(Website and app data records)
[Start of section]

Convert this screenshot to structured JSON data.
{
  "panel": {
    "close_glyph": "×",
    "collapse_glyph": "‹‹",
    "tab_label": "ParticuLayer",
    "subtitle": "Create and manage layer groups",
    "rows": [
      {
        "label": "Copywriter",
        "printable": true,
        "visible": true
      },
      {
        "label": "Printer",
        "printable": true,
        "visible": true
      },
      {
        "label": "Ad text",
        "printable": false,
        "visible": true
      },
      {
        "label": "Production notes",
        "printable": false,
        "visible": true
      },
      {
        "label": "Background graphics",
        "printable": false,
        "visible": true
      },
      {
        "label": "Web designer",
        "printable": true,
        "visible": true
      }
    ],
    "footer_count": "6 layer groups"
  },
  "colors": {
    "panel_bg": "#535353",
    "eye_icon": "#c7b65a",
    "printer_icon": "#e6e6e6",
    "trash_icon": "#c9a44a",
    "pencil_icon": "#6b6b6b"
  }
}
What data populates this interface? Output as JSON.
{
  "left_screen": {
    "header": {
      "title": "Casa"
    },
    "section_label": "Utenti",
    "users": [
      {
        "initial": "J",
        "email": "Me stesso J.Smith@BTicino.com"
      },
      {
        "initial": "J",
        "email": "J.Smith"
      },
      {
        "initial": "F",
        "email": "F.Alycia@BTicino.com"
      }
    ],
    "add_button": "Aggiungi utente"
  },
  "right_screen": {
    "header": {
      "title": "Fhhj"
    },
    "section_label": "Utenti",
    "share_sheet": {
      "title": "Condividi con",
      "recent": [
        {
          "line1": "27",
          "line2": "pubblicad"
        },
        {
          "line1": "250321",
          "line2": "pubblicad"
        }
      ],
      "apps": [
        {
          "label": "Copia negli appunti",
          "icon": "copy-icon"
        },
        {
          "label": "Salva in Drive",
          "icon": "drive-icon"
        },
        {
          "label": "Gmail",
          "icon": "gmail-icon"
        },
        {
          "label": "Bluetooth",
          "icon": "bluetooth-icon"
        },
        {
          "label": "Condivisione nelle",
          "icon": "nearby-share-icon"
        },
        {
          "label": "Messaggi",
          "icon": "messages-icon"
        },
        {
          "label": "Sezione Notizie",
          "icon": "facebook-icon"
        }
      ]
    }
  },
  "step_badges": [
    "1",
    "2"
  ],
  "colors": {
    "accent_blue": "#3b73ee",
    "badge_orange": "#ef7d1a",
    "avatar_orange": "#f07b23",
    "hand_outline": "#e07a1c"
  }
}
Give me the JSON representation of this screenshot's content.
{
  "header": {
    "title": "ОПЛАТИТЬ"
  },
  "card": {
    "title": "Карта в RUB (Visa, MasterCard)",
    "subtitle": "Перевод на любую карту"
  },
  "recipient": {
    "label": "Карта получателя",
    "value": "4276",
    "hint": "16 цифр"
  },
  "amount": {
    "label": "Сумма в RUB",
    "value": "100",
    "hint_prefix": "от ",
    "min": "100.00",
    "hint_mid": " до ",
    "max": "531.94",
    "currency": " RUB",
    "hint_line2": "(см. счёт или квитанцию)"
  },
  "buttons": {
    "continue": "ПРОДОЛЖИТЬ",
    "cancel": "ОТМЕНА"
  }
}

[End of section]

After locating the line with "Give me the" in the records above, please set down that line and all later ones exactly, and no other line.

Give me the JSON representation of this screenshot's content.
{
  "header": {
    "title": "ОПЛАТИТЬ"
  },
  "card": {
    "title": "Карта в RUB (Visa, MasterCard)",
    "subtitle": "Перевод на любую карту"
  },
  "recipient": {
    "label": "Карта получателя",
    "value": "4276",
    "hint": "16 цифр"
  },
  "amount": {
    "label": "Сумма в RUB",
    "value": "100",
    "hint_prefix": "от ",
    "min": "100.00",
    "hint_mid": " до ",
    "max": "531.94",
    "currency": " RUB",
    "hint_line2": "(см. счёт или квитанцию)"
  },
  "buttons": {
    "continue": "ПРОДОЛЖИТЬ",
    "cancel": "ОТМЕНА"
  }
}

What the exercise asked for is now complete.